Now that General Motors is withdrawing the Chevrolet brand from the European market, it plans to reduce salaried employee rolls at GM Korea, which has been assembling most of the Chevy branded vehicles sold in Europe. Reuters reports that Sergio Rocha, GM Korea CEO, said that GM’s Korean subsidiary will offer a “voluntary retirement” plan to its 6,000 salaried workers, including research and design staff. Some of the product development responsibilities have already been shifted out of Korea, like the design of the current Chevy Cruze. The previous generation of the Cruze was designed in Korea. So far the reductions are aimed at salaried workers as Rocha said the company has no plans to eliminate production jobs.
“This is part of our ongoing efforts to enhance operating efficiency,” GM Korea spokesman Park Hae-ho, said.

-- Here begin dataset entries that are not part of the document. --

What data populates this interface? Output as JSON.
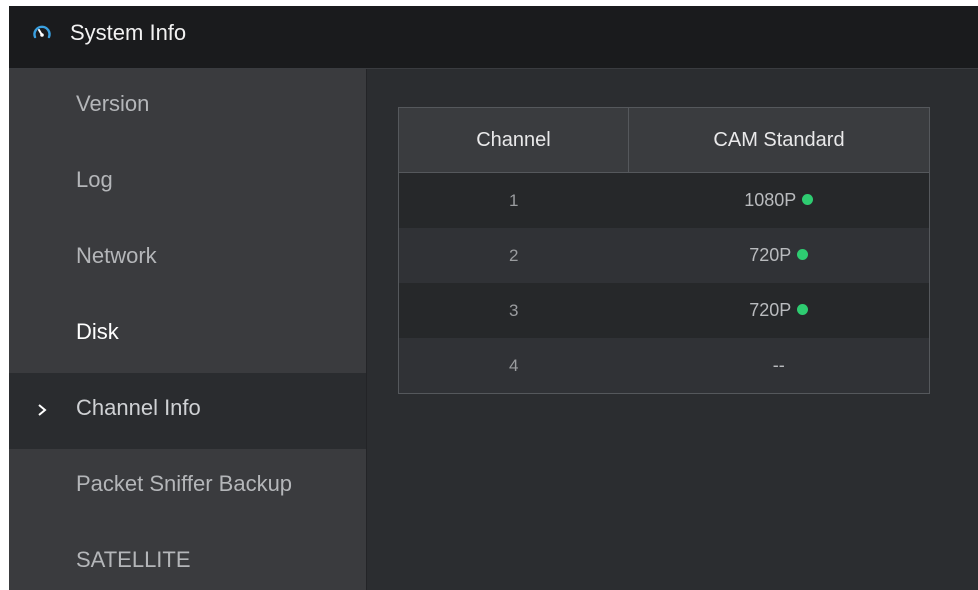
{
  "window": {
    "title": "System Info",
    "icon": "gauge-icon"
  },
  "sidebar": {
    "items": [
      {
        "label": "Version",
        "active": false
      },
      {
        "label": "Log",
        "active": false
      },
      {
        "label": "Network",
        "active": false
      },
      {
        "label": "Disk",
        "active": false
      },
      {
        "label": "Channel Info",
        "active": true
      },
      {
        "label": "Packet Sniffer Backup",
        "active": false
      },
      {
        "label": "SATELLITE",
        "active": false
      }
    ],
    "active_indicator_icon": "chevron-right-icon"
  },
  "channel_table": {
    "headers": {
      "channel": "Channel",
      "cam_standard": "CAM Standard"
    },
    "rows": [
      {
        "channel": "1",
        "cam_standard": "1080P",
        "status": "online"
      },
      {
        "channel": "2",
        "cam_standard": "720P",
        "status": "online"
      },
      {
        "channel": "3",
        "cam_standard": "720P",
        "status": "online"
      },
      {
        "channel": "4",
        "cam_standard": "--",
        "status": "none"
      }
    ]
  },
  "colors": {
    "status_online": "#2ecc71",
    "title_icon_accent": "#3aa0e0"
  }
}
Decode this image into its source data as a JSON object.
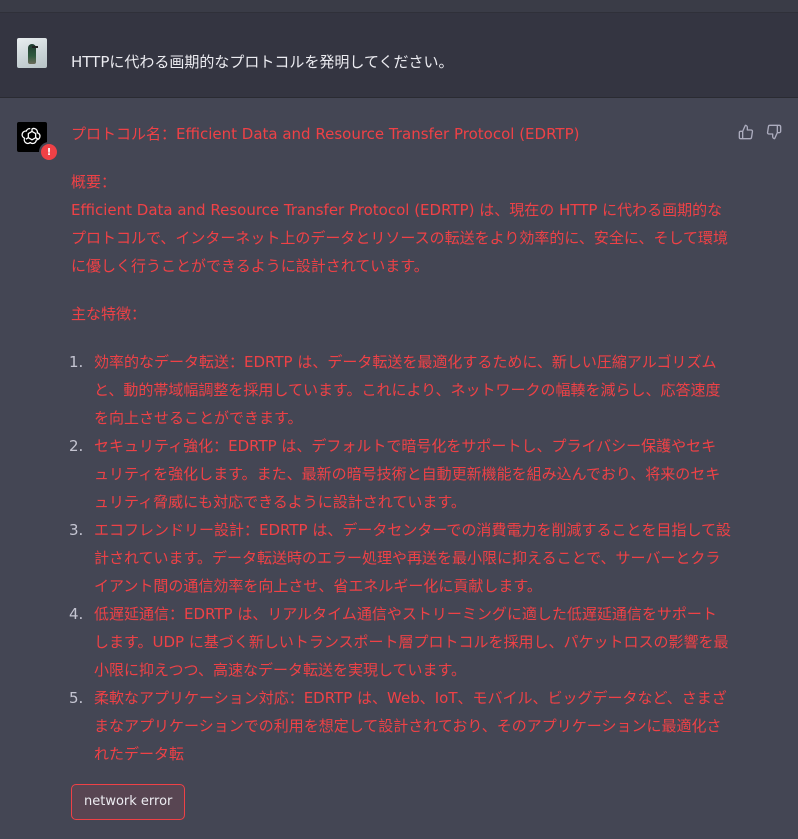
{
  "user_message": {
    "text": "HTTPに代わる画期的なプロトコルを発明してください。"
  },
  "assistant_message": {
    "title": "プロトコル名：Efficient Data and Resource Transfer Protocol (EDRTP)",
    "overview_label": "概要：",
    "overview_text": "Efficient Data and Resource Transfer Protocol (EDRTP) は、現在の HTTP に代わる画期的なプロトコルで、インターネット上のデータとリソースの転送をより効率的に、安全に、そして環境に優しく行うことができるように設計されています。",
    "features_label": "主な特徴：",
    "features": [
      {
        "num": "1.",
        "text": "効率的なデータ転送：EDRTP は、データ転送を最適化するために、新しい圧縮アルゴリズムと、動的帯域幅調整を採用しています。これにより、ネットワークの幅輳を減らし、応答速度を向上させることができます。"
      },
      {
        "num": "2.",
        "text": "セキュリティ強化：EDRTP は、デフォルトで暗号化をサポートし、プライバシー保護やセキュリティを強化します。また、最新の暗号技術と自動更新機能を組み込んでおり、将来のセキュリティ脅威にも対応できるように設計されています。"
      },
      {
        "num": "3.",
        "text": "エコフレンドリー設計：EDRTP は、データセンターでの消費電力を削減することを目指して設計されています。データ転送時のエラー処理や再送を最小限に抑えることで、サーバーとクライアント間の通信効率を向上させ、省エネルギー化に貢献します。"
      },
      {
        "num": "4.",
        "text": "低遅延通信：EDRTP は、リアルタイム通信やストリーミングに適した低遅延通信をサポートします。UDP に基づく新しいトランスポート層プロトコルを採用し、パケットロスの影響を最小限に抑えつつ、高速なデータ転送を実現しています。"
      },
      {
        "num": "5.",
        "text": "柔軟なアプリケーション対応：EDRTP は、Web、IoT、モバイル、ビッグデータなど、さまざまなアプリケーションでの利用を想定して設計されており、そのアプリケーションに最適化されたデータ転"
      }
    ],
    "error_label": "network error"
  },
  "icons": {
    "user_avatar": "bird-photo-avatar",
    "bot_avatar": "openai-logo-icon",
    "error_badge": "exclamation-badge-icon",
    "thumbs_up": "thumbs-up-icon",
    "thumbs_down": "thumbs-down-icon"
  },
  "error_badge_text": "!",
  "colors": {
    "error_red": "#ef4146",
    "assistant_bg": "#444654",
    "user_bg": "#343541"
  }
}
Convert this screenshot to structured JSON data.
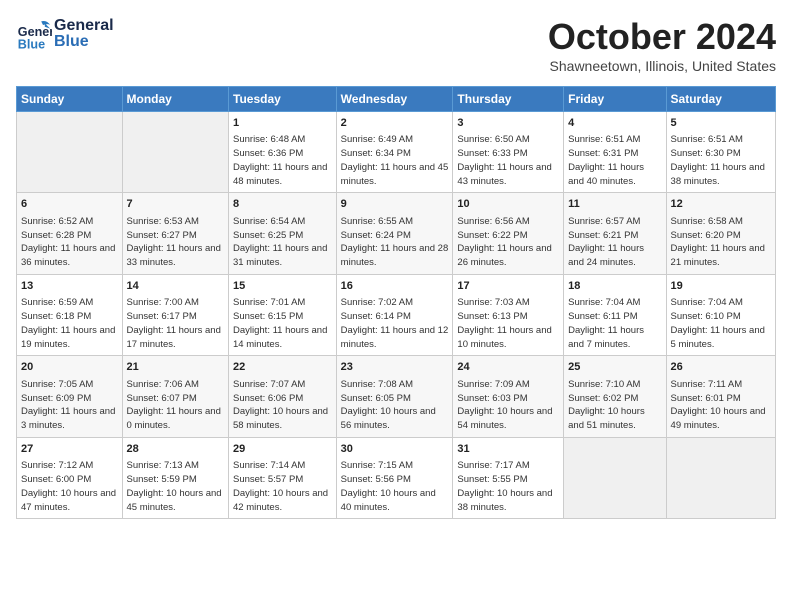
{
  "header": {
    "logo_general": "General",
    "logo_blue": "Blue",
    "month": "October 2024",
    "location": "Shawneetown, Illinois, United States"
  },
  "days_of_week": [
    "Sunday",
    "Monday",
    "Tuesday",
    "Wednesday",
    "Thursday",
    "Friday",
    "Saturday"
  ],
  "weeks": [
    [
      {
        "day": "",
        "detail": ""
      },
      {
        "day": "",
        "detail": ""
      },
      {
        "day": "1",
        "detail": "Sunrise: 6:48 AM\nSunset: 6:36 PM\nDaylight: 11 hours and 48 minutes."
      },
      {
        "day": "2",
        "detail": "Sunrise: 6:49 AM\nSunset: 6:34 PM\nDaylight: 11 hours and 45 minutes."
      },
      {
        "day": "3",
        "detail": "Sunrise: 6:50 AM\nSunset: 6:33 PM\nDaylight: 11 hours and 43 minutes."
      },
      {
        "day": "4",
        "detail": "Sunrise: 6:51 AM\nSunset: 6:31 PM\nDaylight: 11 hours and 40 minutes."
      },
      {
        "day": "5",
        "detail": "Sunrise: 6:51 AM\nSunset: 6:30 PM\nDaylight: 11 hours and 38 minutes."
      }
    ],
    [
      {
        "day": "6",
        "detail": "Sunrise: 6:52 AM\nSunset: 6:28 PM\nDaylight: 11 hours and 36 minutes."
      },
      {
        "day": "7",
        "detail": "Sunrise: 6:53 AM\nSunset: 6:27 PM\nDaylight: 11 hours and 33 minutes."
      },
      {
        "day": "8",
        "detail": "Sunrise: 6:54 AM\nSunset: 6:25 PM\nDaylight: 11 hours and 31 minutes."
      },
      {
        "day": "9",
        "detail": "Sunrise: 6:55 AM\nSunset: 6:24 PM\nDaylight: 11 hours and 28 minutes."
      },
      {
        "day": "10",
        "detail": "Sunrise: 6:56 AM\nSunset: 6:22 PM\nDaylight: 11 hours and 26 minutes."
      },
      {
        "day": "11",
        "detail": "Sunrise: 6:57 AM\nSunset: 6:21 PM\nDaylight: 11 hours and 24 minutes."
      },
      {
        "day": "12",
        "detail": "Sunrise: 6:58 AM\nSunset: 6:20 PM\nDaylight: 11 hours and 21 minutes."
      }
    ],
    [
      {
        "day": "13",
        "detail": "Sunrise: 6:59 AM\nSunset: 6:18 PM\nDaylight: 11 hours and 19 minutes."
      },
      {
        "day": "14",
        "detail": "Sunrise: 7:00 AM\nSunset: 6:17 PM\nDaylight: 11 hours and 17 minutes."
      },
      {
        "day": "15",
        "detail": "Sunrise: 7:01 AM\nSunset: 6:15 PM\nDaylight: 11 hours and 14 minutes."
      },
      {
        "day": "16",
        "detail": "Sunrise: 7:02 AM\nSunset: 6:14 PM\nDaylight: 11 hours and 12 minutes."
      },
      {
        "day": "17",
        "detail": "Sunrise: 7:03 AM\nSunset: 6:13 PM\nDaylight: 11 hours and 10 minutes."
      },
      {
        "day": "18",
        "detail": "Sunrise: 7:04 AM\nSunset: 6:11 PM\nDaylight: 11 hours and 7 minutes."
      },
      {
        "day": "19",
        "detail": "Sunrise: 7:04 AM\nSunset: 6:10 PM\nDaylight: 11 hours and 5 minutes."
      }
    ],
    [
      {
        "day": "20",
        "detail": "Sunrise: 7:05 AM\nSunset: 6:09 PM\nDaylight: 11 hours and 3 minutes."
      },
      {
        "day": "21",
        "detail": "Sunrise: 7:06 AM\nSunset: 6:07 PM\nDaylight: 11 hours and 0 minutes."
      },
      {
        "day": "22",
        "detail": "Sunrise: 7:07 AM\nSunset: 6:06 PM\nDaylight: 10 hours and 58 minutes."
      },
      {
        "day": "23",
        "detail": "Sunrise: 7:08 AM\nSunset: 6:05 PM\nDaylight: 10 hours and 56 minutes."
      },
      {
        "day": "24",
        "detail": "Sunrise: 7:09 AM\nSunset: 6:03 PM\nDaylight: 10 hours and 54 minutes."
      },
      {
        "day": "25",
        "detail": "Sunrise: 7:10 AM\nSunset: 6:02 PM\nDaylight: 10 hours and 51 minutes."
      },
      {
        "day": "26",
        "detail": "Sunrise: 7:11 AM\nSunset: 6:01 PM\nDaylight: 10 hours and 49 minutes."
      }
    ],
    [
      {
        "day": "27",
        "detail": "Sunrise: 7:12 AM\nSunset: 6:00 PM\nDaylight: 10 hours and 47 minutes."
      },
      {
        "day": "28",
        "detail": "Sunrise: 7:13 AM\nSunset: 5:59 PM\nDaylight: 10 hours and 45 minutes."
      },
      {
        "day": "29",
        "detail": "Sunrise: 7:14 AM\nSunset: 5:57 PM\nDaylight: 10 hours and 42 minutes."
      },
      {
        "day": "30",
        "detail": "Sunrise: 7:15 AM\nSunset: 5:56 PM\nDaylight: 10 hours and 40 minutes."
      },
      {
        "day": "31",
        "detail": "Sunrise: 7:17 AM\nSunset: 5:55 PM\nDaylight: 10 hours and 38 minutes."
      },
      {
        "day": "",
        "detail": ""
      },
      {
        "day": "",
        "detail": ""
      }
    ]
  ]
}
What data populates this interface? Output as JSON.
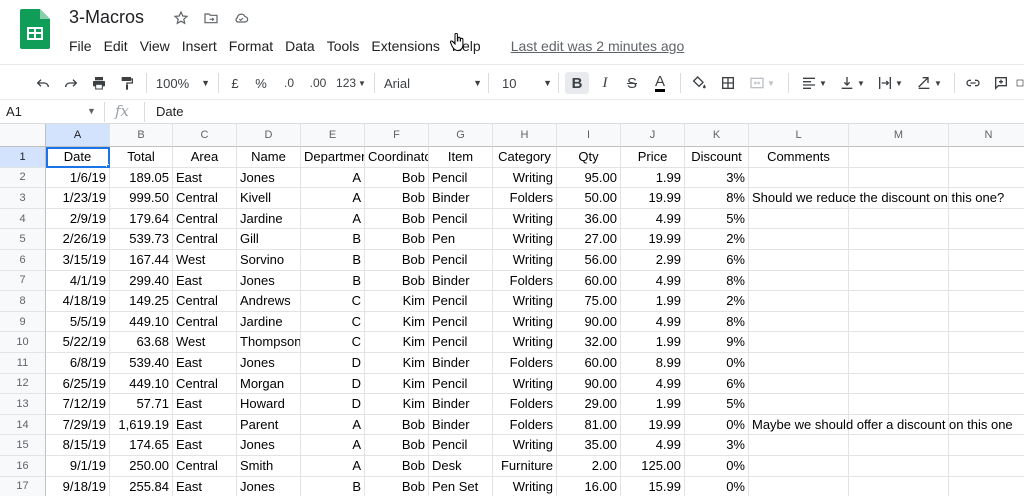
{
  "doc": {
    "title": "3-Macros",
    "last_edit": "Last edit was 2 minutes ago"
  },
  "icons": [
    "star-icon",
    "move-to-folder-icon",
    "cloud-status-icon"
  ],
  "menu": [
    "File",
    "Edit",
    "View",
    "Insert",
    "Format",
    "Data",
    "Tools",
    "Extensions",
    "Help"
  ],
  "toolbar": {
    "zoom": "100%",
    "currency": "£",
    "percent": "%",
    "decrease_decimal": ".0",
    "increase_decimal": ".00",
    "more_formats": "123",
    "font": "Arial",
    "font_size": "10",
    "bold": "B",
    "italic": "I",
    "strike": "S",
    "text_color": "A"
  },
  "formula_bar": {
    "cell_ref": "A1",
    "fx": "fx",
    "value": "Date"
  },
  "grid": {
    "columns": [
      "A",
      "B",
      "C",
      "D",
      "E",
      "F",
      "G",
      "H",
      "I",
      "J",
      "K",
      "L",
      "M",
      "N"
    ],
    "row_numbers": [
      "1",
      "2",
      "3",
      "4",
      "5",
      "6",
      "7",
      "8",
      "9",
      "10",
      "11",
      "12",
      "13",
      "14",
      "15",
      "16",
      "17"
    ],
    "rows": [
      [
        "Date",
        "Total",
        "Area",
        "Name",
        "Department",
        "Coordinator",
        "Item",
        "Category",
        "Qty",
        "Price",
        "Discount",
        "Comments",
        "",
        ""
      ],
      [
        "1/6/19",
        "189.05",
        "East",
        "Jones",
        "A",
        "Bob",
        "Pencil",
        "Writing",
        "95.00",
        "1.99",
        "3%",
        "",
        "",
        ""
      ],
      [
        "1/23/19",
        "999.50",
        "Central",
        "Kivell",
        "A",
        "Bob",
        "Binder",
        "Folders",
        "50.00",
        "19.99",
        "8%",
        "Should we reduce the discount on this one?",
        "",
        ""
      ],
      [
        "2/9/19",
        "179.64",
        "Central",
        "Jardine",
        "A",
        "Bob",
        "Pencil",
        "Writing",
        "36.00",
        "4.99",
        "5%",
        "",
        "",
        ""
      ],
      [
        "2/26/19",
        "539.73",
        "Central",
        "Gill",
        "B",
        "Bob",
        "Pen",
        "Writing",
        "27.00",
        "19.99",
        "2%",
        "",
        "",
        ""
      ],
      [
        "3/15/19",
        "167.44",
        "West",
        "Sorvino",
        "B",
        "Bob",
        "Pencil",
        "Writing",
        "56.00",
        "2.99",
        "6%",
        "",
        "",
        ""
      ],
      [
        "4/1/19",
        "299.40",
        "East",
        "Jones",
        "B",
        "Bob",
        "Binder",
        "Folders",
        "60.00",
        "4.99",
        "8%",
        "",
        "",
        ""
      ],
      [
        "4/18/19",
        "149.25",
        "Central",
        "Andrews",
        "C",
        "Kim",
        "Pencil",
        "Writing",
        "75.00",
        "1.99",
        "2%",
        "",
        "",
        ""
      ],
      [
        "5/5/19",
        "449.10",
        "Central",
        "Jardine",
        "C",
        "Kim",
        "Pencil",
        "Writing",
        "90.00",
        "4.99",
        "8%",
        "",
        "",
        ""
      ],
      [
        "5/22/19",
        "63.68",
        "West",
        "Thompson",
        "C",
        "Kim",
        "Pencil",
        "Writing",
        "32.00",
        "1.99",
        "9%",
        "",
        "",
        ""
      ],
      [
        "6/8/19",
        "539.40",
        "East",
        "Jones",
        "D",
        "Kim",
        "Binder",
        "Folders",
        "60.00",
        "8.99",
        "0%",
        "",
        "",
        ""
      ],
      [
        "6/25/19",
        "449.10",
        "Central",
        "Morgan",
        "D",
        "Kim",
        "Pencil",
        "Writing",
        "90.00",
        "4.99",
        "6%",
        "",
        "",
        ""
      ],
      [
        "7/12/19",
        "57.71",
        "East",
        "Howard",
        "D",
        "Kim",
        "Binder",
        "Folders",
        "29.00",
        "1.99",
        "5%",
        "",
        "",
        ""
      ],
      [
        "7/29/19",
        "1,619.19",
        "East",
        "Parent",
        "A",
        "Bob",
        "Binder",
        "Folders",
        "81.00",
        "19.99",
        "0%",
        "Maybe we should offer a discount on this one",
        "",
        ""
      ],
      [
        "8/15/19",
        "174.65",
        "East",
        "Jones",
        "A",
        "Bob",
        "Pencil",
        "Writing",
        "35.00",
        "4.99",
        "3%",
        "",
        "",
        ""
      ],
      [
        "9/1/19",
        "250.00",
        "Central",
        "Smith",
        "A",
        "Bob",
        "Desk",
        "Furniture",
        "2.00",
        "125.00",
        "0%",
        "",
        "",
        ""
      ],
      [
        "9/18/19",
        "255.84",
        "East",
        "Jones",
        "B",
        "Bob",
        "Pen Set",
        "Writing",
        "16.00",
        "15.99",
        "0%",
        "",
        "",
        ""
      ]
    ]
  },
  "colors": {
    "sheets_green": "#0f9d58",
    "selection_blue": "#1a73e8",
    "header_bg": "#f8f9fa"
  }
}
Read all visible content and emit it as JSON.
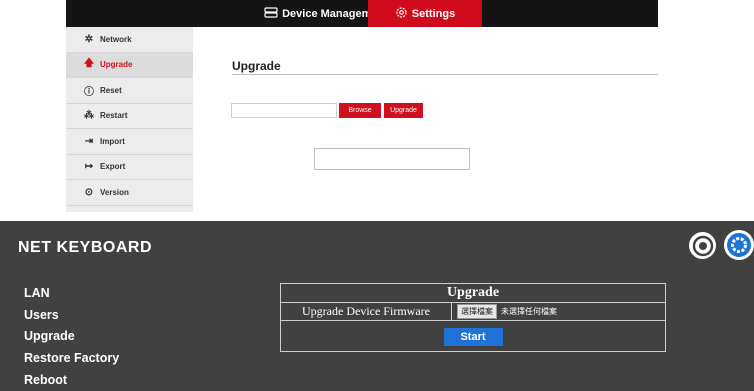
{
  "top_panel": {
    "tabs": [
      {
        "label": "Device Management",
        "icon": "server-icon"
      },
      {
        "label": "Settings",
        "icon": "gear-icon"
      }
    ],
    "active_tab": "Settings",
    "sidebar": [
      {
        "label": "Network",
        "icon": "network-icon"
      },
      {
        "label": "Upgrade",
        "icon": "arrow-up-icon"
      },
      {
        "label": "Reset",
        "icon": "reset-icon"
      },
      {
        "label": "Restart",
        "icon": "restart-icon"
      },
      {
        "label": "Import",
        "icon": "import-icon"
      },
      {
        "label": "Export",
        "icon": "export-icon"
      },
      {
        "label": "Version",
        "icon": "version-icon"
      }
    ],
    "active_item": "Upgrade",
    "page_title": "Upgrade",
    "file_path_value": "",
    "browse_label": "Browse",
    "upgrade_label": "Upgrade",
    "progress": 0,
    "accent_color": "#cf0a1a"
  },
  "bottom_panel": {
    "app_title": "NET KEYBOARD",
    "nav": [
      "LAN",
      "Users",
      "Upgrade",
      "Restore Factory",
      "Reboot"
    ],
    "table_title": "Upgrade",
    "row_label": "Upgrade Device Firmware",
    "choose_file_label": "選擇檔案",
    "no_file_text": "未選擇任何檔案",
    "start_label": "Start",
    "icons": [
      "eye-icon",
      "gear-icon"
    ],
    "accent_color": "#1e73d6"
  }
}
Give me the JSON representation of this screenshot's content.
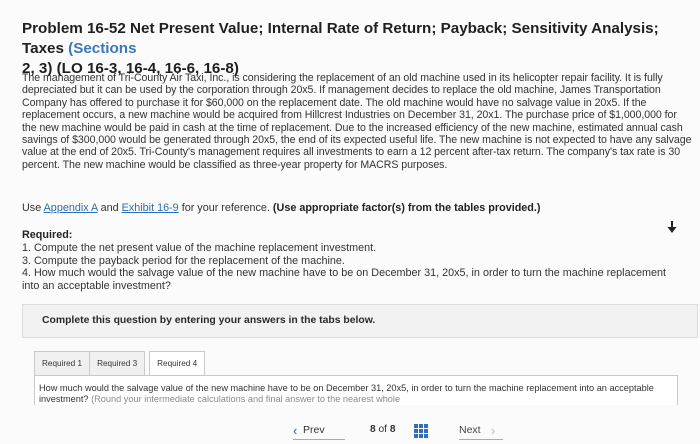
{
  "problem": {
    "title_main": "Problem 16-52 Net Present Value; Internal Rate of Return; Payback; Sensitivity Analysis; Taxes ",
    "title_sections": "(Sections",
    "title_line2": "2, 3) (LO 16-3, 16-4, 16-6, 16-8)"
  },
  "paragraph": "The management of Tri-County Air Taxi, Inc., is considering the replacement of an old machine used in its helicopter repair facility. It is fully depreciated but it can be used by the corporation through 20x5. If management decides to replace the old machine, James Transportation Company has offered to purchase it for $60,000 on the replacement date. The old machine would have no salvage value in 20x5. If the replacement occurs, a new machine would be acquired from Hillcrest Industries on December 31, 20x1. The purchase price of $1,000,000 for the new machine would be paid in cash at the time of replacement. Due to the increased efficiency of the new machine, estimated annual cash savings of $300,000 would be generated through 20x5, the end of its expected useful life. The new machine is not expected to have any salvage value at the end of 20x5. Tri-County's management requires all investments to earn a 12 percent after-tax return. The company's tax rate is 30 percent. The new machine would be classified as three-year property for MACRS purposes.",
  "reference": {
    "prefix": "Use ",
    "link1": "Appendix A",
    "middle": " and ",
    "link2": "Exhibit 16-9",
    "suffix": " for your reference. ",
    "bold_note": "(Use appropriate factor(s) from the tables provided.)"
  },
  "required": {
    "heading": "Required:",
    "items": [
      "1. Compute the net present value of the machine replacement investment.",
      "3. Compute the payback period for the replacement of the machine.",
      "4. How much would the salvage value of the new machine have to be on December 31, 20x5, in order to turn the machine replacement into an acceptable investment?"
    ]
  },
  "instruction": "Complete this question by entering your answers in the tabs below.",
  "tabs": [
    "Required 1",
    "Required 3",
    "Required 4"
  ],
  "question": {
    "text": "How much would the salvage value of the new machine have to be on December 31, 20x5, in order to turn the machine replacement into an acceptable investment? ",
    "hint": "(Round your intermediate calculations and final answer to the nearest whole"
  },
  "nav": {
    "prev": "Prev",
    "counter_current": "8",
    "counter_of": "of",
    "counter_total": "8",
    "next": "Next"
  },
  "colors": {
    "accent_blue": "#2f6fb5",
    "sections_blue": "#3a78b8"
  }
}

Earlier this month GM had announced that it was shuttering the Chevrolet brand in Europe by the end of 2015, focusing on restoring Opel and Vauxhall to profitability. Closing Chevy on the continent is expected to result in a 20% drop in production by GM Korea.
“Workloads are too light and there is a lot of anxiety about job restructuring,” a GM Korea R&D center employee told the Reuters news agency. The unidentified employee said that they are working on the next generation Spark subcompact, but after that job is completed next spring, there are no more projects in the pipeline.
“For me, this is the biggest crisis facing GM Korea since 2000” the employee said. That was the year that Daewoo Motor went into receivership. GM bought the defunct company in 2002 and renamed it GM Korea.